Efforts have instead turned to other strains such as wMel and wAlbB that have less effect upon the vector insect’s lifespan but can still directly inhibit dengue virus and Plasmodium falciparum, respectively. The most dramatic data come from a study with dengue that was completed as groundwork for the open release of Wolbachia-infected mosquitoes previously mentioned. Dengue virus-infected blood was fed to A. aegypti that were infected with the wMel Wolbachia strain. Strikingly, dengue virus infection was more controlled in mosquitoes that carried wMel Wolbachia than in their Wolbachia-free counterparts. Only 12.5% of the wMel-infected group had dengue virus throughout their body, as measured by the presence of the virus in their legs, compared to 82.6% of the non-Wolbachia-infected group. Still more impressively, even those wMel-infected mosquitoes that have a disseminated dengue infection often do not have virus in their saliva and therefore cannot pass on the virus during feeding. In a viral plaque assay using pooled saliva from several individuals, 29 of 36 pools from non-wMel mosquitoes formed plaques indicating the presence of dengue virus, whereas for the wMel mosquitoes only 2 of 48 saliva pools did, and those formed only one plaque each. Further investigation revealed that one individual in each of the plaque-forming wMel saliva pools was not actually infected with Wolbachia, suggesting that perhaps none of the mosquitoes carrying wMel have detectable dengue virus in their saliva! Given the quick spread of wMel infection in a wild population of A. aegypti and its apparent effectiveness in blocking, or at least severely limiting, the presence of dengue virus in mosquito saliva, we will likely see more releases of Wolbachia-infected mosquitoes to control dengue in the future.
Meanwhile, researchers continue to develop a similar promising strategy to combat malaria. P. falciparum oocystdevelopment is reduced by 40 to 60% when its A. gambiae vectors are infected with wAlbB or wMelPop Wolbachia. However, a maternally-transmitted stable infection of Wolbachia was not achieved in A. gambiae—a major hurdle to be surmounted.
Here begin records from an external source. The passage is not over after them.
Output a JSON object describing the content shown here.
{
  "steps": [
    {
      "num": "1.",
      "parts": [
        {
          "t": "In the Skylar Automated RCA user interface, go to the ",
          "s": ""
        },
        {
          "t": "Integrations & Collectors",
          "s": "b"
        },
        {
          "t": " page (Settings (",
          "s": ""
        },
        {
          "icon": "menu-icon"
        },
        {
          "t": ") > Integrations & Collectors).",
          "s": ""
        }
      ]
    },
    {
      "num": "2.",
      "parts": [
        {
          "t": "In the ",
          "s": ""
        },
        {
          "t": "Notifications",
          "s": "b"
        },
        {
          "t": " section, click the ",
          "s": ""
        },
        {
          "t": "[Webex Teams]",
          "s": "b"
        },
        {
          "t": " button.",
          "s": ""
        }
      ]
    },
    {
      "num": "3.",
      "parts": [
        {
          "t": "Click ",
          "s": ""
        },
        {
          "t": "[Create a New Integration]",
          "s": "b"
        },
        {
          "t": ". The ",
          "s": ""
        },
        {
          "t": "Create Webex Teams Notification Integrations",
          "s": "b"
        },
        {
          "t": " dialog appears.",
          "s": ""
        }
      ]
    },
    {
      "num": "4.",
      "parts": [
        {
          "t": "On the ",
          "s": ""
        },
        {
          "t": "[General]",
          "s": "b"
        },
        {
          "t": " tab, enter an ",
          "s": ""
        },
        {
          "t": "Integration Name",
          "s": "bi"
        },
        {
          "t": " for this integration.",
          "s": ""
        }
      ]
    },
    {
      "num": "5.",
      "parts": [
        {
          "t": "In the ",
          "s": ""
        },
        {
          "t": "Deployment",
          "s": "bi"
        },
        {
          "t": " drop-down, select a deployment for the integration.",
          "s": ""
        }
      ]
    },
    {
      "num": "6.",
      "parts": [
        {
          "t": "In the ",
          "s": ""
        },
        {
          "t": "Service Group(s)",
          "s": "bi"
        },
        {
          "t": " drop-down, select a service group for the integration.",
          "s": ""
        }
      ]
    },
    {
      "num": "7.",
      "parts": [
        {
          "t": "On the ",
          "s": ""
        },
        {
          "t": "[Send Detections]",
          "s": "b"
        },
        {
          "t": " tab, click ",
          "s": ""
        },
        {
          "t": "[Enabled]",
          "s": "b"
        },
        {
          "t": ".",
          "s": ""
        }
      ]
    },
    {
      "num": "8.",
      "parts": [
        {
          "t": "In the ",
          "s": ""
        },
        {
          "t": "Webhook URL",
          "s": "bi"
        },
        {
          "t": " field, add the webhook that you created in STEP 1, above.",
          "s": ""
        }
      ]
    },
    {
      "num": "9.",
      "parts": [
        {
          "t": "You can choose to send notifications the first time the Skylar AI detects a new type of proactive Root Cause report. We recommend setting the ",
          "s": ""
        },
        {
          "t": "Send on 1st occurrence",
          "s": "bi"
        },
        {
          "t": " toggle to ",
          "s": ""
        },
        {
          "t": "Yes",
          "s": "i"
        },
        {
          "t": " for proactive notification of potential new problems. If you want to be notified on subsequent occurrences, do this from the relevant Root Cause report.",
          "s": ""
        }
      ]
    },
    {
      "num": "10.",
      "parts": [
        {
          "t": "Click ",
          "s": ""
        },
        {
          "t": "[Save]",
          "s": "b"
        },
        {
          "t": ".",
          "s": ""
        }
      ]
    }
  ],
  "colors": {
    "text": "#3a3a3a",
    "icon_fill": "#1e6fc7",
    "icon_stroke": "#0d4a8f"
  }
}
Nevertheless, it seems we may be drawing closer to the day when Wolbachia may protect us from dengue virus, and perhaps from other mosquito-borne illnesses, so that a bite can be thought of as merely an itchy nuisance rather than a threat of serious disease.
Jamie is a student in the Ph.D. program in Virology at Harvard University. She studies NK cells in SIV infection.
Hughes GL, Koga R, Xue P, Fukatsu T, & Rasgon JL (2011). Wolbachia infections are virulent and inhibit the human malaria parasite Plasmodium falciparum in Anopheles gambiae. PLoS pathogens, 7 (5) PMID: 21625582
Walker T, Johnson PH, Moreira LA, Iturbe-Ormaetxe I, Frentiu FD, McMeniman CJ, Leong YS, Dong Y, Axford J, Kriesner P, Lloyd AL, Ritchie SA, O'Neill SL, & Hoffmann AA (2011). The wMel Wolbachia strain blocks dengue and invades caged Aedes aegypti populations. Nature, 476 (7361), 450-3 PMID: 21866159